The National – Friday, December 24, 2010
By JEFFREY ELAPA
MORE than 100 Papua New Guineans, on their way to petition the Australian government to recognise them as its citizens early this week, were stopped by Australian customs in the Torres Strait and were due to be taken to Thursday Island yesterday.
Australia’s immigration department spokesman Sandi Logan said they would be deported.
He said the group of 119 set out from PNG in boats earlier this week, saying they were heading to Australia to make their case.
Logan told Radio Australia the group, including some children, had entered Australian waters unlawfully and would be sent back to PNG as soon as possible.
“Frankly, this is a waste of a lot of people’s time, customs on the water and Queensland police on the water,” he said.
“Immigration officials have much better things to do than dealing with this sort of prank that the group is pulling.”
PNG national security sources said the people, believed to be from Western, Gulf and Central, travelled on seven boats to petition the Australia government to recognise them as citizens.
Sources said a woman, Lorna Ray from Hanuabada village in NCD, was among the first to be picked up by Australian customs while others were rounded at Sigabaduru and Mabudawan, near Daru Island, ready to cross to Thursday Island.
Leader of the group, Jonathan Baure, was among the boat people and was understood to have presented their petition to authorities on Thursday Island.
The group is claiming and pressing for Australian government recognition as citizens.
The Australian High Commission said it was aware of a group seeking travel clearance to travel to Australia to press their claim for citizenship.
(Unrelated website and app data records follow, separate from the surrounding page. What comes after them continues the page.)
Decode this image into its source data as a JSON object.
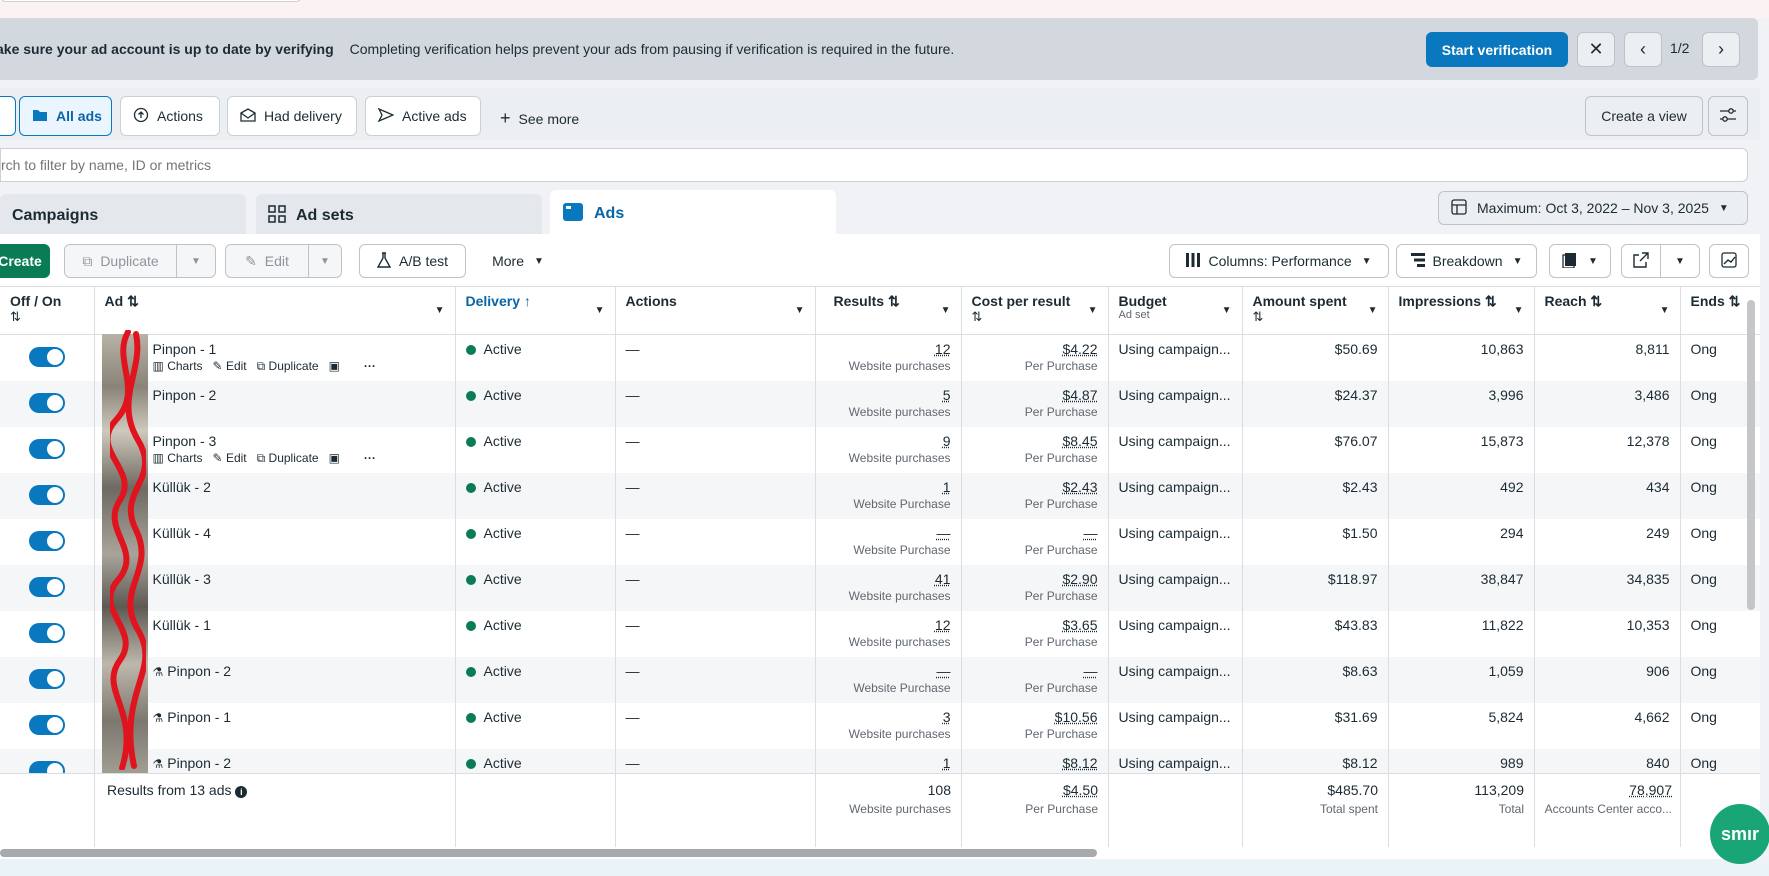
{
  "banner": {
    "title": "ake sure your ad account is up to date by verifying",
    "text": "Completing verification helps prevent your ads from pausing if verification is required in the future.",
    "primary_button": "Start verification",
    "pager": "1/2"
  },
  "filters": {
    "pills": [
      "All ads",
      "Actions",
      "Had delivery",
      "Active ads"
    ],
    "see_more": "See more",
    "create_view": "Create a view"
  },
  "search": {
    "placeholder": "rch to filter by name, ID or metrics"
  },
  "level_tabs": [
    "Campaigns",
    "Ad sets",
    "Ads"
  ],
  "date_range": "Maximum: Oct 3, 2022 – Nov 3, 2025",
  "toolbar": {
    "create": "Create",
    "duplicate": "Duplicate",
    "edit": "Edit",
    "ab_test": "A/B test",
    "more": "More",
    "columns": "Columns: Performance",
    "breakdown": "Breakdown"
  },
  "columns": {
    "off_on": "Off / On",
    "ad": "Ad",
    "delivery": "Delivery",
    "actions": "Actions",
    "results": "Results",
    "cost_per_result": "Cost per result",
    "budget": "Budget",
    "budget_sub": "Ad set",
    "amount_spent": "Amount spent",
    "impressions": "Impressions",
    "reach": "Reach",
    "ends": "Ends"
  },
  "row_actions": {
    "charts": "Charts",
    "edit": "Edit",
    "duplicate": "Duplicate"
  },
  "rows": [
    {
      "name": "Pinpon - 1",
      "beaker": false,
      "show_actions": true,
      "delivery": "Active",
      "actions": "—",
      "results": "12",
      "results_sub": "Website purchases",
      "cpr": "$4.22",
      "cpr_sub": "Per Purchase",
      "budget": "Using campaign...",
      "spent": "$50.69",
      "impressions": "10,863",
      "reach": "8,811",
      "ends": "Ong"
    },
    {
      "name": "Pinpon - 2",
      "beaker": false,
      "show_actions": false,
      "delivery": "Active",
      "actions": "—",
      "results": "5",
      "results_sub": "Website purchases",
      "cpr": "$4.87",
      "cpr_sub": "Per Purchase",
      "budget": "Using campaign...",
      "spent": "$24.37",
      "impressions": "3,996",
      "reach": "3,486",
      "ends": "Ong"
    },
    {
      "name": "Pinpon - 3",
      "beaker": false,
      "show_actions": true,
      "delivery": "Active",
      "actions": "—",
      "results": "9",
      "results_sub": "Website purchases",
      "cpr": "$8.45",
      "cpr_sub": "Per Purchase",
      "budget": "Using campaign...",
      "spent": "$76.07",
      "impressions": "15,873",
      "reach": "12,378",
      "ends": "Ong"
    },
    {
      "name": "Küllük - 2",
      "beaker": false,
      "show_actions": false,
      "delivery": "Active",
      "actions": "—",
      "results": "1",
      "results_sub": "Website Purchase",
      "cpr": "$2.43",
      "cpr_sub": "Per Purchase",
      "budget": "Using campaign...",
      "spent": "$2.43",
      "impressions": "492",
      "reach": "434",
      "ends": "Ong"
    },
    {
      "name": "Küllük - 4",
      "beaker": false,
      "show_actions": false,
      "delivery": "Active",
      "actions": "—",
      "results": "—",
      "results_sub": "Website Purchase",
      "cpr": "—",
      "cpr_sub": "Per Purchase",
      "budget": "Using campaign...",
      "spent": "$1.50",
      "impressions": "294",
      "reach": "249",
      "ends": "Ong"
    },
    {
      "name": "Küllük - 3",
      "beaker": false,
      "show_actions": false,
      "delivery": "Active",
      "actions": "—",
      "results": "41",
      "results_sub": "Website purchases",
      "cpr": "$2.90",
      "cpr_sub": "Per Purchase",
      "budget": "Using campaign...",
      "spent": "$118.97",
      "impressions": "38,847",
      "reach": "34,835",
      "ends": "Ong"
    },
    {
      "name": "Küllük - 1",
      "beaker": false,
      "show_actions": false,
      "delivery": "Active",
      "actions": "—",
      "results": "12",
      "results_sub": "Website purchases",
      "cpr": "$3.65",
      "cpr_sub": "Per Purchase",
      "budget": "Using campaign...",
      "spent": "$43.83",
      "impressions": "11,822",
      "reach": "10,353",
      "ends": "Ong"
    },
    {
      "name": "Pinpon - 2",
      "beaker": true,
      "show_actions": false,
      "delivery": "Active",
      "actions": "—",
      "results": "—",
      "results_sub": "Website Purchase",
      "cpr": "—",
      "cpr_sub": "Per Purchase",
      "budget": "Using campaign...",
      "spent": "$8.63",
      "impressions": "1,059",
      "reach": "906",
      "ends": "Ong"
    },
    {
      "name": "Pinpon - 1",
      "beaker": true,
      "show_actions": false,
      "delivery": "Active",
      "actions": "—",
      "results": "3",
      "results_sub": "Website purchases",
      "cpr": "$10.56",
      "cpr_sub": "Per Purchase",
      "budget": "Using campaign...",
      "spent": "$31.69",
      "impressions": "5,824",
      "reach": "4,662",
      "ends": "Ong"
    },
    {
      "name": "Pinpon - 2",
      "beaker": true,
      "show_actions": false,
      "delivery": "Active",
      "actions": "—",
      "results": "1",
      "results_sub": "",
      "cpr": "$8.12",
      "cpr_sub": "",
      "budget": "Using campaign...",
      "spent": "$8.12",
      "impressions": "989",
      "reach": "840",
      "ends": "Ong"
    }
  ],
  "summary": {
    "label": "Results from 13 ads",
    "results": "108",
    "results_sub": "Website purchases",
    "cpr": "$4.50",
    "cpr_sub": "Per Purchase",
    "spent": "$485.70",
    "spent_sub": "Total spent",
    "impressions": "113,209",
    "impressions_sub": "Total",
    "reach": "78,907",
    "reach_sub": "Accounts Center acco..."
  },
  "fab_label": "smır",
  "colors": {
    "accent": "#0a78be",
    "create_green": "#0a7c55",
    "scribble_red": "#e0141e"
  }
}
It said individuals who attempted to enter Australia without authority would face a range of enforcement measures such as interception and seizure of the vessel, refusal of entry and removal from Australia.